Trevor’s current projects

Research in progress

  1. Oligo-Miocene avifaunas of Australia – taxonomy and phylogenetics. I began this work as a Post-Doctoral Fellow at the University of New South Wales (2009-2011) on a Linkage Project with numerous collaborators contracted to the Australian Research Council. Current and recent projects address cormorant, rail, pigeon, and emu evolution in Australia.
  2. Miocene fauna of New Zealand – description of the terrestrial vertebrates from the St Bathans Fauna, Otago, New Zealand, including frogs, squamates, birds, and mammals with several collaborators. In the period 2001-2005, I began the first major investigations of the terrestrial Miocene vertebrate faunas of NZ with New Zealand colleagues.

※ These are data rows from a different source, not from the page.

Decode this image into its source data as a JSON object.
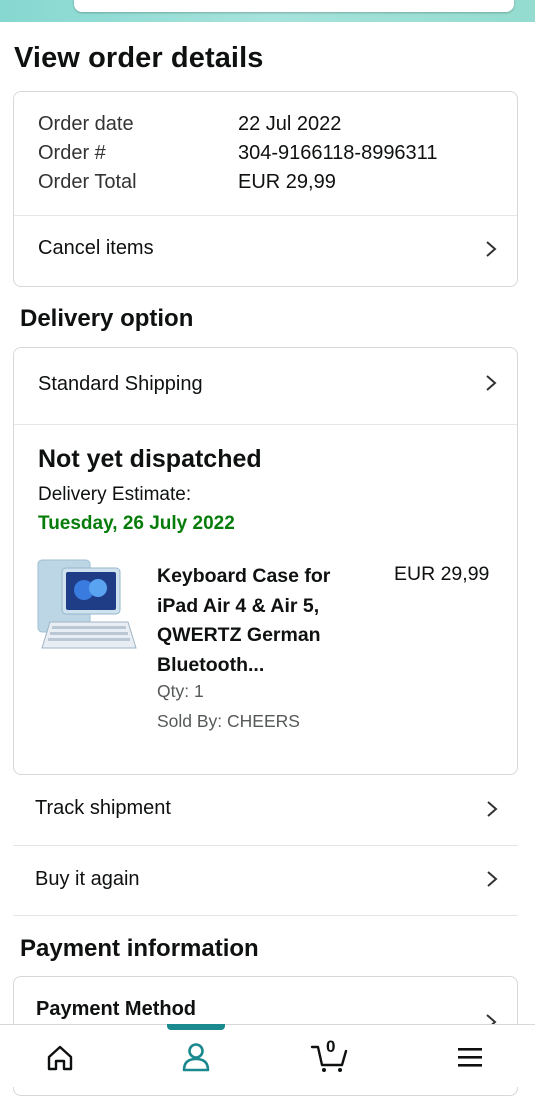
{
  "page": {
    "title": "View order details"
  },
  "summary": {
    "rows": [
      {
        "label": "Order date",
        "value": "22 Jul 2022"
      },
      {
        "label": "Order #",
        "value": "304-9166118-8996311"
      },
      {
        "label": "Order Total",
        "value": "EUR 29,99"
      }
    ],
    "cancel_label": "Cancel items"
  },
  "delivery": {
    "section_title": "Delivery option",
    "shipping_label": "Standard Shipping",
    "status": "Not yet dispatched",
    "estimate_label": "Delivery Estimate:",
    "estimate_date": "Tuesday, 26 July 2022",
    "estimate_color": "#067d0a",
    "product": {
      "title_lines": [
        "Keyboard Case for",
        "iPad Air 4 & Air 5,",
        "QWERTZ German",
        "Bluetooth..."
      ],
      "price": "EUR 29,99",
      "qty": "Qty: 1",
      "seller": "Sold By: CHEERS"
    }
  },
  "actions": {
    "track_label": "Track shipment",
    "buy_again_label": "Buy it again"
  },
  "payment": {
    "section_title": "Payment information",
    "method_label": "Payment Method"
  },
  "bottom_nav": {
    "items": [
      "home-icon",
      "account-icon",
      "cart-icon",
      "menu-icon"
    ],
    "cart_count": "0",
    "active_color": "#1b8a8e"
  }
}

During my PhD (2006-2008), and until the present, I continued this research with Australian Research Council (DP0770660), and UNSW support (UNSW Goldstar awards 2010, 2011) with Dr Suzanne Hand and Professor Michael Archer (UNSW) and Alan Tennyson (Te Papa) and Paul Scofield (Canterbury Museum) resulting in several publications on all groups in this fauna (see Bibliography), so effectively identifying the international significance of this fauna. We continue this research now (2012-2014) with renewed ARC funding (DP120100486) with Steve Salisbury (University Queensland) to continue describing the birds, mammals and reptiles of this diverse fauna.
  3. The Quaternary avifauna of New Zealand, and how this relates to climate/vegetation, with emphases on palaeoecology and taxonomic issues. This involves collaborations with several researchers re work on moa and other birds. 1, as an associate CI on a NZ Marsden funded project (New Zealand’s Megaherbivores. Their ecological roles and impact of their extinction on indigenous vegetation communities.) led by CIs Jamie Wood & Janet Wilmshurst, Lincoln University, Lincoln, Canterbury, New Zealand, with another associate CI (A. Cooper). This is examining the ecological roles of moa (Aves: Dinornithiformes) and the impact of their extinction through multidisciplinary methods. (http://www.landcareresearch.co.nz/research/ecosystems/megaherbivores/index.asp); 2, I am collaborating with Alan Cooper and Nicolas Rawlence, Australian Centre for Ancient DNA, Adelaide University, SA, on molecular-based phylogenetic studies of moas; 3, I was recently a supervisor for Gillian Gibb, a PhD candidate at Massey University for her just submitted molecular-based project The Phylogeny of New Zealand Birds.
  4. Pacific palaeofaunas. Current projects include New Caledonia, Vanuatu, and Austral Islands, to determine the original prehuman faunal composition. Work to describe these faunas and the new taxa represented is in progress with several collaborators. The New Caledonian work is part of a project on the prehistoric colonisation of the Central Pacific directed by Prof. A. J. Anderson, Australian National University. The Vanuatu work on turtles and birds is with Dr Stuart Bedford and Professor Matthew Spriggs of ANU.